Jeff T. Johnson reviews the double LP release of Destroyer’s Kaputt. More than a recount of Dan Bejar’s usual brilliance & heavy thoughts on a record of smoother than usual vibes – with this special edition, we look inside the songster’s ellipses: "If most lyric sheets disappoint because they banalize the vocals, Kaputt’s sheet is a fair representation—or recollection—of what goes on on the album," Johnson riffs alongside/through Bejar.
The New Hybridity: “Bird Lovers, Backyard” by Thalia Field and “Floats Horse-floats or Horse-flows” by Leslie ScalapinoJeff T. Johnson
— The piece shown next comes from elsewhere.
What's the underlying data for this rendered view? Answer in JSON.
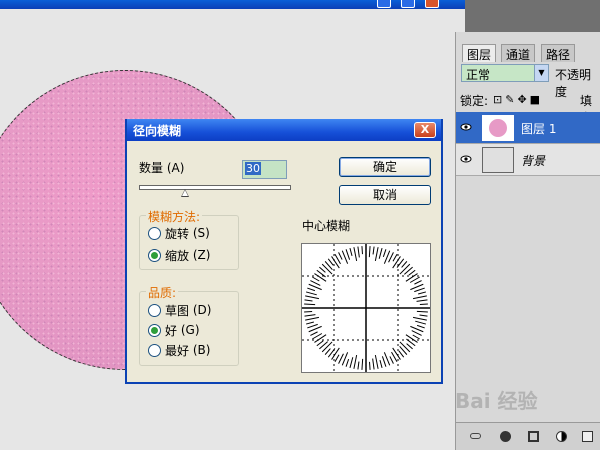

What constitutes hybrid writing? Select from the following list: a) a combining of different literary forms, b) literary collage, c) literary collaboration, d) a compressing and combining of words and phrases. In Bird Lovers, Backyard, Thalia Field applies her hybrid poetry form to a biographical work on Nazi-sympathizing physiologist Konrad Lorenz and a consideration of the last member of the now-extinct dusky seaside sparrow species/sub-species — a bird that lived out its final days in the Walt Disney World Resort. Float Horse-float or Horse-flows is the final work published by Bay Area experimental writer Leslie Scalapino before her death last May. Her friend, collaborator and longtime Fanzine contributor Kevin Killian described her in an obituary in The Bay Citizen as a spiritual writer with a beautiful voice and a great sense of humor.
"If you have to buy a ticket, it’s modern. If you are already inside and you have to pay to get out of it, it’s more modern," writes Ben Lerner in his book Angle of Yaw, a finalist for the 2006 National Book Award. He has followed it with his latest collection Mean Free Path. Taken from physics, its title refers to the average distance traveled by an electron between two successive collisions with other moving particles, an idea which — along with the Doppler effect — Lerner uses to explore 21st century distraction, the military industrial complex and love. Jeff Johnson reviews this ambitious new work.
During some of the long silences of Pynchon’s career, it must have seemed he had disappeared for good. With his latest, we doubt it, as the Pynchon cartel reemerges to take on/revisit the best threads of his past works – The Lot cries for more. Jeff T. Johnson reviews Inherent Vice.